Dark honey to light copper color. Brilliant clarity. Big off-white head that lasts. Tons of lacing. Head retains to the last sip.

Complex. Sweet malt, citrus hop, washed-rind cheese, biscuity. A strong dose of butterscotch (diacetyl). Balanced sweetness and hop aroma.

A perfect balance of sweet malty to bitter hoppiness. Malty, biscuity, light caramel. Grapefruit hop flavor. Some butterscotch, but much lighter in flavor than int he aroma. Washed-rind cheese.

Creamy, medium body. Moderate bitterness. Long, drying finish. Smooth.

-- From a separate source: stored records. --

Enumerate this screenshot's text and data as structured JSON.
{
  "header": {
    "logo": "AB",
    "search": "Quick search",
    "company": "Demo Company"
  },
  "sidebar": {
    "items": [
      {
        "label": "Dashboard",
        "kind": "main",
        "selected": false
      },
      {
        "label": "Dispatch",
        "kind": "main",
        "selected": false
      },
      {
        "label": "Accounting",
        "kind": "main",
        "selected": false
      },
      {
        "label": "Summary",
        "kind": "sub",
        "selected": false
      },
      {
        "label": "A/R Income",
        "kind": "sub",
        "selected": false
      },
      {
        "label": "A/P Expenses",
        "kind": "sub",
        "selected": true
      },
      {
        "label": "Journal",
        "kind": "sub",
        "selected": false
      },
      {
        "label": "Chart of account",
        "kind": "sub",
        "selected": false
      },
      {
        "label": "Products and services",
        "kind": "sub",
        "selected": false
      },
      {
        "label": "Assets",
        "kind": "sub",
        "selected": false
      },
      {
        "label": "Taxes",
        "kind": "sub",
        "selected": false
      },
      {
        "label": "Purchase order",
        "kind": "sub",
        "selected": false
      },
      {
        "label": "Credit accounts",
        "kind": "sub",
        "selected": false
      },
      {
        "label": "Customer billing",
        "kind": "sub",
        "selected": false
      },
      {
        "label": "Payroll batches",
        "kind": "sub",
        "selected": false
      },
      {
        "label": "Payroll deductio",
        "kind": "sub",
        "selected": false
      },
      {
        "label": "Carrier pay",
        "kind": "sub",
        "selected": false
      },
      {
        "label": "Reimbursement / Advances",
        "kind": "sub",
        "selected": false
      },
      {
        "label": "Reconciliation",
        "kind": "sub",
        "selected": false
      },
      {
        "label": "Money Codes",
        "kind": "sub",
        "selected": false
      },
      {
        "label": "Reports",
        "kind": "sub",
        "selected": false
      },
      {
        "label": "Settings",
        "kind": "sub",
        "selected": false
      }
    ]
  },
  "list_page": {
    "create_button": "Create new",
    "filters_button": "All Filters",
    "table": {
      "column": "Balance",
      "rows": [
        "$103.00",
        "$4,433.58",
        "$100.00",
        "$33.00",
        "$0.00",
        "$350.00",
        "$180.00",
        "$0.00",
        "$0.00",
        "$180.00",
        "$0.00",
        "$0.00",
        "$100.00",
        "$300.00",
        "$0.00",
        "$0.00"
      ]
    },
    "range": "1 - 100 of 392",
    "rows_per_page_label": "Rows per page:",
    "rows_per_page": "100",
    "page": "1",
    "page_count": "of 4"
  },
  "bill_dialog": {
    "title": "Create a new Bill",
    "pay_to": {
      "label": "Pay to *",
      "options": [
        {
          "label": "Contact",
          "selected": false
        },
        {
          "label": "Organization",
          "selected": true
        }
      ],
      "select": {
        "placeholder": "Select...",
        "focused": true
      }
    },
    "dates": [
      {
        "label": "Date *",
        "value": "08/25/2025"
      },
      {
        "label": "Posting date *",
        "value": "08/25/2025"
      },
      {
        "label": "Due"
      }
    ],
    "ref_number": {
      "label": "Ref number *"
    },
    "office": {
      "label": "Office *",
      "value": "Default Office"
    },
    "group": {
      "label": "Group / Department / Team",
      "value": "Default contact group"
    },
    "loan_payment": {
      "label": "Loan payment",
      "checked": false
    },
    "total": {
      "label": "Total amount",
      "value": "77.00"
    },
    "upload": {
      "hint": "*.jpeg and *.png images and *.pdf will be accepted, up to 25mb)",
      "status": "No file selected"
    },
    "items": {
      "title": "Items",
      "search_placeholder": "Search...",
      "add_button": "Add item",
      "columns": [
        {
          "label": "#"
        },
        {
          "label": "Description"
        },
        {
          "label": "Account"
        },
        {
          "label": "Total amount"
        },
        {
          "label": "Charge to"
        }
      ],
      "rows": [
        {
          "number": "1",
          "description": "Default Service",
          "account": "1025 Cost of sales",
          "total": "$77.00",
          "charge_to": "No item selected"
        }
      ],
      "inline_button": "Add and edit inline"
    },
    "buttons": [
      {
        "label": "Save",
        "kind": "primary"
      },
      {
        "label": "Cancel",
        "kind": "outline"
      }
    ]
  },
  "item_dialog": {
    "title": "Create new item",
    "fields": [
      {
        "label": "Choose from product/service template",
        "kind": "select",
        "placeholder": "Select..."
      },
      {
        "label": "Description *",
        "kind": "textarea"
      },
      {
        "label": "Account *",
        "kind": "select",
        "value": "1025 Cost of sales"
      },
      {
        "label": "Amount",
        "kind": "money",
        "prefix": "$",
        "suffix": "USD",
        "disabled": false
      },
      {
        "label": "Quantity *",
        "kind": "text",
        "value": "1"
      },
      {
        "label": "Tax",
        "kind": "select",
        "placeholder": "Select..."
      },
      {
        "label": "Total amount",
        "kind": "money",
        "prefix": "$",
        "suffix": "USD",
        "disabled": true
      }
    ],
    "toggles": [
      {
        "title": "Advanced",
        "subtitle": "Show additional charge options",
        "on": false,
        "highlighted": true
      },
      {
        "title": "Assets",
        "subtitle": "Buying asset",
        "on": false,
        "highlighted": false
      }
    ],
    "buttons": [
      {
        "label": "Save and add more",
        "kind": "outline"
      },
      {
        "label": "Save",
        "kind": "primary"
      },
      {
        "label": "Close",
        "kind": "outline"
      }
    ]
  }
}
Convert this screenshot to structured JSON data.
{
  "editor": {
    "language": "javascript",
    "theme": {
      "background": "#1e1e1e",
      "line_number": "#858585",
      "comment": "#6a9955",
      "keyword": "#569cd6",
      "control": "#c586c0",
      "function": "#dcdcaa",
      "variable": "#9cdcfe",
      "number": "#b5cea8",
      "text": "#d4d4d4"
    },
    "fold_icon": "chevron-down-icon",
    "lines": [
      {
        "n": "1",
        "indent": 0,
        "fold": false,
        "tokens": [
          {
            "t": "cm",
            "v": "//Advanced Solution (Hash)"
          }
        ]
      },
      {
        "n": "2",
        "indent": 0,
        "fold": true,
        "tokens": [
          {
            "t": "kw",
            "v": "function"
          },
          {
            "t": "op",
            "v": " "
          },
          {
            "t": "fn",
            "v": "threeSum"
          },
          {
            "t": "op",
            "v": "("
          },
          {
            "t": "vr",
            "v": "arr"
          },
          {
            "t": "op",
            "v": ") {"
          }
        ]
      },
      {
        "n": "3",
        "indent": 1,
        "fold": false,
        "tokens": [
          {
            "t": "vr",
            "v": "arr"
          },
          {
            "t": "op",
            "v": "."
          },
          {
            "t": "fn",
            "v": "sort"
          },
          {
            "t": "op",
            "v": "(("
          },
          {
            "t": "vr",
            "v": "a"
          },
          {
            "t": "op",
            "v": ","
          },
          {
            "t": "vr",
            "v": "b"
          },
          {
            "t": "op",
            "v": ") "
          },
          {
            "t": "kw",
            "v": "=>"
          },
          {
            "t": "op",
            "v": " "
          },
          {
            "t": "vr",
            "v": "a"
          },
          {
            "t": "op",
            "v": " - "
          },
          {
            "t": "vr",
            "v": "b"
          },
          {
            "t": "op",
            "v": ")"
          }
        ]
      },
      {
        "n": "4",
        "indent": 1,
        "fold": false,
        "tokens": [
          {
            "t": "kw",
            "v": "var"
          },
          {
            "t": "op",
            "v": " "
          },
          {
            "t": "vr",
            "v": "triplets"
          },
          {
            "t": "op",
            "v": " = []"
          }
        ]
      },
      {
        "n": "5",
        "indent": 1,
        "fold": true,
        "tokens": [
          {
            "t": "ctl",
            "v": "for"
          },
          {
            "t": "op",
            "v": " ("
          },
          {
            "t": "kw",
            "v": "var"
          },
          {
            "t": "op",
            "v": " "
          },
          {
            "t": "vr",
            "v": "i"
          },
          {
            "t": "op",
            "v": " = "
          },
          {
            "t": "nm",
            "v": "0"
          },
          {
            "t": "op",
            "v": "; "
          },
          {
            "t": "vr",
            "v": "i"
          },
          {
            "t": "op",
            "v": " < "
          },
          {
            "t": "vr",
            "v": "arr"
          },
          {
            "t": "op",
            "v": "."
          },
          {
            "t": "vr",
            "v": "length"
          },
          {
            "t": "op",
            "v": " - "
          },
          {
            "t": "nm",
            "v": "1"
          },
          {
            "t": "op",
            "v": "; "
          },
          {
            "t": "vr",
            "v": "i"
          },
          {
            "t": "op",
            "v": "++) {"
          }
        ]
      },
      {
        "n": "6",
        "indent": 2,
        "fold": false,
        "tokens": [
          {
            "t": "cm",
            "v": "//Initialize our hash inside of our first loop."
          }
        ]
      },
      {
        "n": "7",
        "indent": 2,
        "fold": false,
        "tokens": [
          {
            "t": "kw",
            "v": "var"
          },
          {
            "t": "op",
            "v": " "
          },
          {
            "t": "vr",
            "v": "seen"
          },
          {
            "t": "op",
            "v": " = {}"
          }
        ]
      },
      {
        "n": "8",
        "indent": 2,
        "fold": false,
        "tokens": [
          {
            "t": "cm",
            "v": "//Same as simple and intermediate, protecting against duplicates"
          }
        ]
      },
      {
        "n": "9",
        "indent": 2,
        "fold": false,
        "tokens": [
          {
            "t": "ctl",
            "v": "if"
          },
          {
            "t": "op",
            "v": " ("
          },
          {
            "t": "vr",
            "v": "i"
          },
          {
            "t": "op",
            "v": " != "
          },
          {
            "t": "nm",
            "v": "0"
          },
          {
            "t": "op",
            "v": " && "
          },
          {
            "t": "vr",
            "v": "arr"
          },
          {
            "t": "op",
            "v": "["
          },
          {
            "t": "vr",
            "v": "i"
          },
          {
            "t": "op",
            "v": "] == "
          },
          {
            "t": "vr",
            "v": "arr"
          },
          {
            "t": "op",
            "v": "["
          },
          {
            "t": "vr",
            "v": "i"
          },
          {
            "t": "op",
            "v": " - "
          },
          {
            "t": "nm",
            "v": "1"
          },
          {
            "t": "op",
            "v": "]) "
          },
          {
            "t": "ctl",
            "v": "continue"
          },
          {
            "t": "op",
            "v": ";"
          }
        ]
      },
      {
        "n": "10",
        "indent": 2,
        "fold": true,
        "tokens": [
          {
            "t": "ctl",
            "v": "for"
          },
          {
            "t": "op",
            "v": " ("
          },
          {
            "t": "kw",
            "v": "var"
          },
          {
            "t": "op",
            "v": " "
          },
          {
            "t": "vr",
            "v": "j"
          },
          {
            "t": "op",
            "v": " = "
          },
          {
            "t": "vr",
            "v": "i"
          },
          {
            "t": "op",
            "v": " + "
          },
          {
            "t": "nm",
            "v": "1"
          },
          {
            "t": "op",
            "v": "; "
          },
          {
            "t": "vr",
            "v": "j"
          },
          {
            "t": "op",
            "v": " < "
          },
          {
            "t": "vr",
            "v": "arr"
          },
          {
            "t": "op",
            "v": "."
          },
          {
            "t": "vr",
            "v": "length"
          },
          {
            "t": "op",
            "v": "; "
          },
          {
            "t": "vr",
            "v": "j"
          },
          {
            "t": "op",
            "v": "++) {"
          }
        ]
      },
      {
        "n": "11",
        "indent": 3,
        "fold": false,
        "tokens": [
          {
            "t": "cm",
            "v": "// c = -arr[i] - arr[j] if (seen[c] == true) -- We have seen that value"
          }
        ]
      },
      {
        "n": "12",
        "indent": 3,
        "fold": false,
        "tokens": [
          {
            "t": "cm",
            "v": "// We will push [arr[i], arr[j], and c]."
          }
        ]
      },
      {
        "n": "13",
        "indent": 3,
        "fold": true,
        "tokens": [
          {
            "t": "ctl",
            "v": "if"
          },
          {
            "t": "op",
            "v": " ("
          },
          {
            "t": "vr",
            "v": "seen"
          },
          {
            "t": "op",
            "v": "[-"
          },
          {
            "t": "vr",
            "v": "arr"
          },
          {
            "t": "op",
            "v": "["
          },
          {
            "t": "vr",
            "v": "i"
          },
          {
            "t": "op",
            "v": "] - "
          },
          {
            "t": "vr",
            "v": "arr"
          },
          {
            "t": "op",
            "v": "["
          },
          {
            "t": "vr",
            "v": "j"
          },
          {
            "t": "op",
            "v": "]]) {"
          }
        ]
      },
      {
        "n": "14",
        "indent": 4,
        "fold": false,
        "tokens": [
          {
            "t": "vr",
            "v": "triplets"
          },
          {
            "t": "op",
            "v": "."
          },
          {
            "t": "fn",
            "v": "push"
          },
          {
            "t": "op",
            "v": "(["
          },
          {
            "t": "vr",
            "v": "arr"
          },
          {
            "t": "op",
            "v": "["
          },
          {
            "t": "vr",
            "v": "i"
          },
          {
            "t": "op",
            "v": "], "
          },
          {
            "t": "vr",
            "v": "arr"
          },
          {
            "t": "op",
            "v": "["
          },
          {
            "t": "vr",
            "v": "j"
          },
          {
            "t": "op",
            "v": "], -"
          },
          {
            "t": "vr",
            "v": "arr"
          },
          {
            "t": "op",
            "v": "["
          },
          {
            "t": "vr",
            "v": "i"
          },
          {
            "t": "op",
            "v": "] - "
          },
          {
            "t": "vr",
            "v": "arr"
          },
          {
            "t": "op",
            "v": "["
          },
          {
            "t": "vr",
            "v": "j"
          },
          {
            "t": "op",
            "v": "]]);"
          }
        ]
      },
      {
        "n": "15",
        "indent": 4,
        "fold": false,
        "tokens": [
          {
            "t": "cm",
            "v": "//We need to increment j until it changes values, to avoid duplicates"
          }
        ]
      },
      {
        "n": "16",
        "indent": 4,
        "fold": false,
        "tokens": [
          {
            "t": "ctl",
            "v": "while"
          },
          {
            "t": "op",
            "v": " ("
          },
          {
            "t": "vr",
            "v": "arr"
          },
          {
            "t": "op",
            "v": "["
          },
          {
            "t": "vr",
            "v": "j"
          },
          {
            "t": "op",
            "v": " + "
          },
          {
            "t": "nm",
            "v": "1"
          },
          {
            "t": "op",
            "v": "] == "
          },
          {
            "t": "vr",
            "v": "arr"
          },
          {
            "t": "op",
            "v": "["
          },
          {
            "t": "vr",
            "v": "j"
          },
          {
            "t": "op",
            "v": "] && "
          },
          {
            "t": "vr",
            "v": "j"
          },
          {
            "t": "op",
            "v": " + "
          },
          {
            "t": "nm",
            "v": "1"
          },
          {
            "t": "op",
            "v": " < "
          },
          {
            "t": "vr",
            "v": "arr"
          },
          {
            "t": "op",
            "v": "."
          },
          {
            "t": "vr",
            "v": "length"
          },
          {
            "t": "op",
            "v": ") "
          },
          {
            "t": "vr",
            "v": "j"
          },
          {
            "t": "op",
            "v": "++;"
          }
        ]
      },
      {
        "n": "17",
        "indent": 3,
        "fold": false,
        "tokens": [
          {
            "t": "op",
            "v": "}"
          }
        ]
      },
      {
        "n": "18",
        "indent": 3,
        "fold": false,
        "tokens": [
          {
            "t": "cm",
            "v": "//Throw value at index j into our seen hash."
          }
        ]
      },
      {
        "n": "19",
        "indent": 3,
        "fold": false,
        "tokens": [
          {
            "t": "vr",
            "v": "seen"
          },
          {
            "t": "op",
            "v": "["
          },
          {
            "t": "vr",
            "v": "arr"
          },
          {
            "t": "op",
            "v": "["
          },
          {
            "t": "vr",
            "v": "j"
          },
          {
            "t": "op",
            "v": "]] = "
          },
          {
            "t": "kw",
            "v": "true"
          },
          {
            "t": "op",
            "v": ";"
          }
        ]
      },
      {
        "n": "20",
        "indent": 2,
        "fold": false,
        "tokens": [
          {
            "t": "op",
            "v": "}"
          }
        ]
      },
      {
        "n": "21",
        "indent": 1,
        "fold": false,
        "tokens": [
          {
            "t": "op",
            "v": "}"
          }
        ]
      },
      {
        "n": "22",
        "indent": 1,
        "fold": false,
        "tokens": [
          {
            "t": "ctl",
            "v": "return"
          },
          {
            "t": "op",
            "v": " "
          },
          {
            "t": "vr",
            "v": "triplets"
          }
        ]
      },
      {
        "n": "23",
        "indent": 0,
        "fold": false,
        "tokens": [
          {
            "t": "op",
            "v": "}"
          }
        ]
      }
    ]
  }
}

Overall Impression
A very good APA with a proper balance of sweet malt to bitter hoppiness. Hoppy, but not approaching IPA territory. Good mouthfeel. A delicious beer whose main flaw is diacetyl (butterscotch), moreso in the aroma than in the flavor. The keg went quickly, and with reason.


Crush Day: 2011 Suisun Valley CA Old Vine Zinfandel

November 1, 2011

We picked up 144 lbs of Old Vine Zinfandel grapes from the produce wholesaler at midnight on Thursday, October 19th. I put them in the fridge to keep for a few days until I could crush them. On Sunday the 23rd I finally had a chance to crush them.

The grapes were in great shape. If you have the opportunity to work with Lanza grapes, I recommend it. The fruit had no mold, no split berries, no material other than grapes (MOG), and was perfectly ripe with a good sugar level and nice brown pips. All of this is amazing considering the abysmal growing conditions Northern California faced this year.

The white in these pictures isn’t mold; it’s bloom. The flash on the camera made it really stand out more than it did in person.

The numbers were very nice: 21.5° Brix and a pH of 3.63. I didn’t test TA because I didn’t have any distilled water and the pH number was perfect, so I figured I could let it wait until after fermentation & pressing.

I had to crush & destem in the basement because the weather outside wasn’t great that morning. It was in the 40s and drizzing, so I chose to do it in the dungeon.

Here they are crushed but not destemmed:

To destem them, I cut some of the slats out of one of the boxes the fruit came in and rubbed the grapes over the holes. The grapes fell through leaving the stems in the basket.

Here they are crushed & destemmed:

The stems:

Finally, here is the must two days later – 24 hours after pitching the yeast – at the onset of fermentation:

This was a little over a week ago, and the wine is still fermenting. It probably should have been done by now, but I let it stay a little cooler than I probably should have. Fermenatation temperatures have been in the mid-70s. Mid-80s likely would have been better to bring out the spicy quality of the wine, but we’ll see how this goes. The wine will probably be on the fruity, jammy side, which might be a good thing.

I’ll be pressing the wine this week and will have a post up about that soon.